Our signature program to impact distribution to high need urban and rural communities is the National Health Service Corps -- a HRSA program that provides loan repayments and scholarships to primary health care professionals – physicians, advanced practice nurses, dentists and dental hygienists, physician assistants, and behavioral health providers.

Largely as a result of the ACA, the ranks of the NHSC have more than doubled, from about 3,600 clinicians in 2008 to nearly 8,900 primary care providers today.

The number of physicians in the Corps has risen from about 1,450 in 2008 to more than 2,400 (2,402) as of the end of Fiscal Year 2013(September 30, 2013). That’s an increase of more than 65 percent (65.5) over just five years!

Of those NHSC physicians currently in the field, about 11 percent are internists.  And of some 750 physicians receiving NHSC scholarships to attend medical school, 12 percent (91) specialize in internal medicine.

In 2012, we added a loan repayment option to the NHSC specifically targeted to medical students, which we called the Students to Service Program.  The pilot program offers loan repayment assistance of up to $120,000 to medical students (MD and DO) in their last year of school, in return for a commitment to provide primary health care services in areas of great need for at least three years.  Through this new track , last year for example, , we made 78 Students to Service Loan Repayment awards totaling $9.3 million to medical students committed to primary care.

And going forward, President Obama remains a strong supporter of the NHSC.  His 2015 Budget includes a total of nearly $4 billion ($3.95B) in new mandatory funding to the Corps to support an annual field strength of 15,000 health care providers.  And with more than 85 percent of clinicians staying to serve in high-need areas after they fulfill their service commitment, the NHSC helps ensure that underserved communities have access to quality health care now and in the future.

Another way we’re adding to the number of primary care providers likely to practice in underserved communities is through the Teaching Health Center GME program, which the ACA created with funds of $230 million over five years to expand residency training in primary care and dentistry in community-based, ambulatory settings.  The Teaching Health Center program has grown quickly over the past three years and now supports 44 sites with more than 300 full-time residents (in academic year 2013-14).  By our count, over 50 of those residents are in Internal Medicine. 

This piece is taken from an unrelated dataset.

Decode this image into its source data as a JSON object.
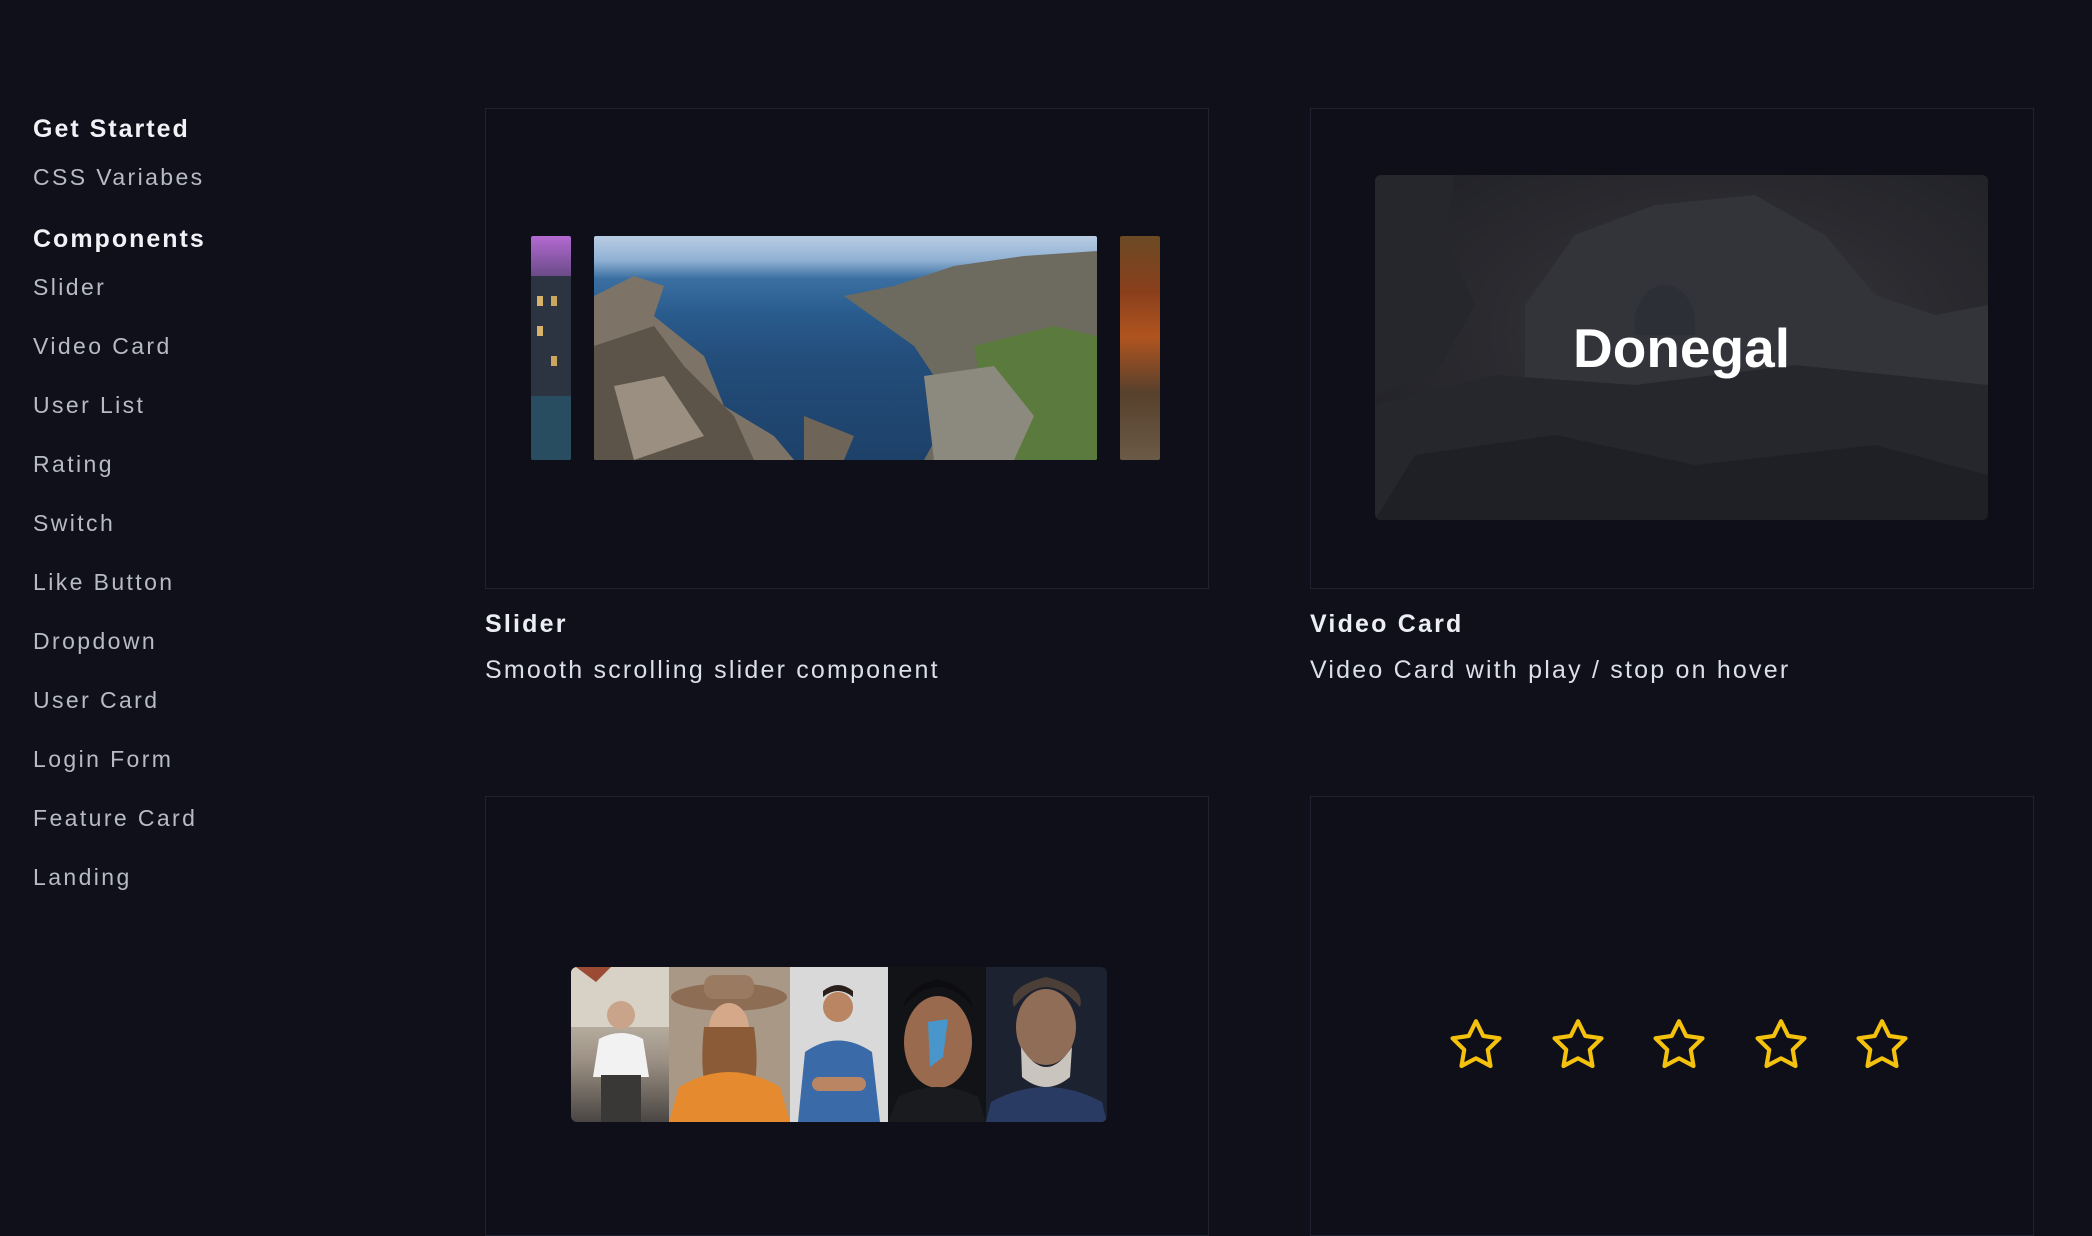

Of course, the federal government has other powerful policy levers – administered by HRSA -- that support the training of primary care physicians.  During the 2012-2013 academic year, for example, our Primary Care Residency Training Program supported the training of 691 Internal Medicine residents.  And other grants to graduate medical education programs helped develop and enhance primary care curriculum that trained 1,170 Internal Medicine residents.

We rely on “pipeline programs” like these to expand the number of physicians and other health care professional who are committed to delivering primary care in underserved areas.  These programs train many internal medicine specialists and, in that way, they are important tools we use in our ongoing quest to increase access to primary health care in communities that have limited access to such care.

I’ll end by saying that the partnership HRSA has with the American College of Physicians – not just in helping to fill that health care workforce pipeline – but also in expanding access to health coverage and primary care services is an important partnership for us.  And clearly, the legacy of Dr. Boyle embodies the commitment of leaders in internal medicine to these efforts.  And on that front, from the vantage point of the U.S. Department of HHS, let me also thank each of you for your work every day to improve patient access to high quality care.

Many of us in government are fortunate to know members and leaders of ACP personally and thereby know the incredible difference all of you make.  For me, Dr. Julie Blehm, a friend and colleague from our shared home state of North Dakota is just one such leader.  And finally, thank you again for connecting Dr. Boyle to HRSA and to me through this award.

Date Last Reviewed:  March 2016